Using the data below, show every line where the word "Saint" occurs.

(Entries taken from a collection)

[Start of Attachment]

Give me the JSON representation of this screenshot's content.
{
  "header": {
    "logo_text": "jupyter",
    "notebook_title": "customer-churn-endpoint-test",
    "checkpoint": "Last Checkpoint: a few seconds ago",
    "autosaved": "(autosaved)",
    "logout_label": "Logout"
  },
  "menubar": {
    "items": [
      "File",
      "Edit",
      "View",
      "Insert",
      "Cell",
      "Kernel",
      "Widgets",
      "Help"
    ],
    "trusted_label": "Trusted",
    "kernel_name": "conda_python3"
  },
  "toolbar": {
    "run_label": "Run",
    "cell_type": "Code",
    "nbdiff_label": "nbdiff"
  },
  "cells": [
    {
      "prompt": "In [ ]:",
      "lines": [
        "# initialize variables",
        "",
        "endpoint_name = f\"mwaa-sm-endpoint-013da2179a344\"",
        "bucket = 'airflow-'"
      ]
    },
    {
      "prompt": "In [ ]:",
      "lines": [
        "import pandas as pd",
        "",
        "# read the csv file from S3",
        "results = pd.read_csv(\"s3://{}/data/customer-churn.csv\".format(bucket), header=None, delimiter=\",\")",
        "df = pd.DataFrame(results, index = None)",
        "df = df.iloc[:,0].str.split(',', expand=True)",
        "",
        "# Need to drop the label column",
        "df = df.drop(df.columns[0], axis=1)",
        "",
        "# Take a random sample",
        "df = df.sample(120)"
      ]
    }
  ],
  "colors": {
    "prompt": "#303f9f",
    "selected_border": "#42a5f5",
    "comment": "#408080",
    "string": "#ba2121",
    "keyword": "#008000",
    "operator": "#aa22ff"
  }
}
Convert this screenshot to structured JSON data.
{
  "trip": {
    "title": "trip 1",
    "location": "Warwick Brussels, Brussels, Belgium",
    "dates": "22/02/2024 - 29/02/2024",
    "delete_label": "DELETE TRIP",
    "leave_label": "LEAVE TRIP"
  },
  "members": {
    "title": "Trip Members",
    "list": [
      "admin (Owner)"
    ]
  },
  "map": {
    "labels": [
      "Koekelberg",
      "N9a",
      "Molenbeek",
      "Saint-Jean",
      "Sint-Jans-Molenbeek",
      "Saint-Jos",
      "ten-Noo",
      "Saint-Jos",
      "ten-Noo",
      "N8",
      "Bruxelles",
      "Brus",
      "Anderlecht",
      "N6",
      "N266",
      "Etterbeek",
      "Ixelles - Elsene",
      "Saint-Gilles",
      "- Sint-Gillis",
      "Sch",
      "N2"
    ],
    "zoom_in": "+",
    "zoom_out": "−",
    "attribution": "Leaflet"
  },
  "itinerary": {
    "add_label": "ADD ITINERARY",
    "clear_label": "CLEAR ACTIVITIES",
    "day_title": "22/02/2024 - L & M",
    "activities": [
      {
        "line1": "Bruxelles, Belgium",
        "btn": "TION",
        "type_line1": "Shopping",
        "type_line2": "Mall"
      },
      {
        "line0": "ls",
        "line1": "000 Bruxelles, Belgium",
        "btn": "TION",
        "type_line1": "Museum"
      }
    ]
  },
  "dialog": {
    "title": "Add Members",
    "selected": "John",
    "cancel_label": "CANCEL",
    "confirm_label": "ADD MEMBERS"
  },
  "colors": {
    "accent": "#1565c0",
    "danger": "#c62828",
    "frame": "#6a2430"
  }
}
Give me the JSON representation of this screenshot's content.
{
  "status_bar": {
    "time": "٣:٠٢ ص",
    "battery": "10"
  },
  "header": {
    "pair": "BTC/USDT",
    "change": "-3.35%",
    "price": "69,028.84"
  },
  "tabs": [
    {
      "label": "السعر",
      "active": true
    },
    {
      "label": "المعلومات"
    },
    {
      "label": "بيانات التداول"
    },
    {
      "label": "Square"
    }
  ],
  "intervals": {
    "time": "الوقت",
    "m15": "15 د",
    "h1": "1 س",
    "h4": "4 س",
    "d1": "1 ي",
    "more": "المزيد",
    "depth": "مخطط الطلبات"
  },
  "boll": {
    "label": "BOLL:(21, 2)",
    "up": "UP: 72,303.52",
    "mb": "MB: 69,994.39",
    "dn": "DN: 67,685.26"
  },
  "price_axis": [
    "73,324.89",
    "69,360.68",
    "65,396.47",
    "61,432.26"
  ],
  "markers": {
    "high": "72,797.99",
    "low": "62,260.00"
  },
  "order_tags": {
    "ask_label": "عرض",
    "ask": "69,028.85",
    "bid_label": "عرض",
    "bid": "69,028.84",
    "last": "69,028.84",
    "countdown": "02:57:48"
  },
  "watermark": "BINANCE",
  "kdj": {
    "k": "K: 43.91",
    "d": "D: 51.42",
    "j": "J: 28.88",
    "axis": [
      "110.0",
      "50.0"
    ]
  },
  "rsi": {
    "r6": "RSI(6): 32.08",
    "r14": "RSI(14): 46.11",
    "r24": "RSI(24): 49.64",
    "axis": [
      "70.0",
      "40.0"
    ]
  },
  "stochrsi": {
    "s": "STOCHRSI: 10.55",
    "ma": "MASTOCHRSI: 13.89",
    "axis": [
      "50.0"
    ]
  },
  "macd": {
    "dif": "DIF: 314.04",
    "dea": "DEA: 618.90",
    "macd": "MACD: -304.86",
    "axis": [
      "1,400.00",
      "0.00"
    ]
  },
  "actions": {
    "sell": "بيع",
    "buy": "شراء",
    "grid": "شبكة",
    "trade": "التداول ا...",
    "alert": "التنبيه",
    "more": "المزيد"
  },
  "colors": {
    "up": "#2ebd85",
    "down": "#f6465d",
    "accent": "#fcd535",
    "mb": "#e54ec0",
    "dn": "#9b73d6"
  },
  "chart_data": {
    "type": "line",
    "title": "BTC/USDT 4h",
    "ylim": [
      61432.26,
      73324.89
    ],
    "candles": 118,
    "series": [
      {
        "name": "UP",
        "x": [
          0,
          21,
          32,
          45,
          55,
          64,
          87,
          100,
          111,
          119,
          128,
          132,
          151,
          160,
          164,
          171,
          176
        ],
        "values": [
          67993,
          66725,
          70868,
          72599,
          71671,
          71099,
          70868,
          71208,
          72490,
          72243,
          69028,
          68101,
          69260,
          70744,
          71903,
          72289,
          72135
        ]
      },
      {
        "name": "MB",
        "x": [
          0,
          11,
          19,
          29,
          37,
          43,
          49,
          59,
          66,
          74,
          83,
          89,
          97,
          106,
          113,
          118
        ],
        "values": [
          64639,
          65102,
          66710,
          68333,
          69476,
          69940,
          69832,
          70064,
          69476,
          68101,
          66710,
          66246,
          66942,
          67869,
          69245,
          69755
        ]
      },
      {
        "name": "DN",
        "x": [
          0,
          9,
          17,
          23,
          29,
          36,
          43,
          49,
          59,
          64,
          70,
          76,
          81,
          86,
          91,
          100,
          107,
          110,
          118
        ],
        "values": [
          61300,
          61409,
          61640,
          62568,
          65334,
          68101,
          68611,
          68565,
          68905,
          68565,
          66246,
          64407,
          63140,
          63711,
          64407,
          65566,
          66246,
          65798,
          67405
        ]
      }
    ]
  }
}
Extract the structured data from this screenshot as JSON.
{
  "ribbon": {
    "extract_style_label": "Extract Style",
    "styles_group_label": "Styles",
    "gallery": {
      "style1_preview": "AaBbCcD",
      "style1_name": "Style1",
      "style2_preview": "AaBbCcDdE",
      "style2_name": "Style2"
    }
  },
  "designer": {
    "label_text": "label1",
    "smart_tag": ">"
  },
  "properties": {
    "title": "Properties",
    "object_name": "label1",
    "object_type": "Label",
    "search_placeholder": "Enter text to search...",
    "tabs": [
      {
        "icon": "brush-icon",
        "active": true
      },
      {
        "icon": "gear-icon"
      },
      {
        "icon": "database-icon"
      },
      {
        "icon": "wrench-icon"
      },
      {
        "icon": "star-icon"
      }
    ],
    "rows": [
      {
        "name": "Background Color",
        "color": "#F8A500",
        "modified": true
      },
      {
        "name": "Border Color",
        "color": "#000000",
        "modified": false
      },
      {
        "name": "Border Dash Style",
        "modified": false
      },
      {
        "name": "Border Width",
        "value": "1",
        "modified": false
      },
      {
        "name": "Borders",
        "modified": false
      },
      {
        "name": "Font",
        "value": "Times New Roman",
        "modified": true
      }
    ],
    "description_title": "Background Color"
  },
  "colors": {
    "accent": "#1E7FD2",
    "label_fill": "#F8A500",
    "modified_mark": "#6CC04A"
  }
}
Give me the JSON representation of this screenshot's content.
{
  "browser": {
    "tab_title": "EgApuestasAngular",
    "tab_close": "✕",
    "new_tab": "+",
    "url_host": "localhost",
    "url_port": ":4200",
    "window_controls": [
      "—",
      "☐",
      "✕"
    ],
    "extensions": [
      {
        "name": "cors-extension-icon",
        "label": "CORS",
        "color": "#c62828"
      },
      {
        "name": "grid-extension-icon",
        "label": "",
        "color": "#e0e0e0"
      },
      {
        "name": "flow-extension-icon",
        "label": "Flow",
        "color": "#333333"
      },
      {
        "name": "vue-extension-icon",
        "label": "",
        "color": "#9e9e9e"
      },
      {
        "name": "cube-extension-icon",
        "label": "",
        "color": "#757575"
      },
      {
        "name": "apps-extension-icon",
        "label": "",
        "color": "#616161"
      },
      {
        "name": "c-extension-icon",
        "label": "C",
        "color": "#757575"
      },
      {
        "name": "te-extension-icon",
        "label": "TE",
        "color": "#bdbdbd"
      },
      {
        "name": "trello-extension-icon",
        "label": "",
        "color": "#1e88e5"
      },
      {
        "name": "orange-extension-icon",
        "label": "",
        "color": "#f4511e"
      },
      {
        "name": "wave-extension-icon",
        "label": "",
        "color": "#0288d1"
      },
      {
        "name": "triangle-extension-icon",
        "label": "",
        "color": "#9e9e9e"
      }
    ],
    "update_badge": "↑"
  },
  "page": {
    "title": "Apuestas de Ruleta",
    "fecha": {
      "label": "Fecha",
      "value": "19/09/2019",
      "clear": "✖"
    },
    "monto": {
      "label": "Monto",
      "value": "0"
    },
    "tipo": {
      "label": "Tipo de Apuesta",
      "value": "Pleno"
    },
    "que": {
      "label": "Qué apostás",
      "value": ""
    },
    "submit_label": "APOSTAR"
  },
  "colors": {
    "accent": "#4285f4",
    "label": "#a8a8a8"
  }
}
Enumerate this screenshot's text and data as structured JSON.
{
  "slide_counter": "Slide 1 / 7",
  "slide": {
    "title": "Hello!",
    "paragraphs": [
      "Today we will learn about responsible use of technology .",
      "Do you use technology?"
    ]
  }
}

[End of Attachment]

▸ **WRITTEN RESPONSE**:
      "Saint-Jean",
      "Saint-Jos",
      "Saint-Jos",
      "Saint-Gilles",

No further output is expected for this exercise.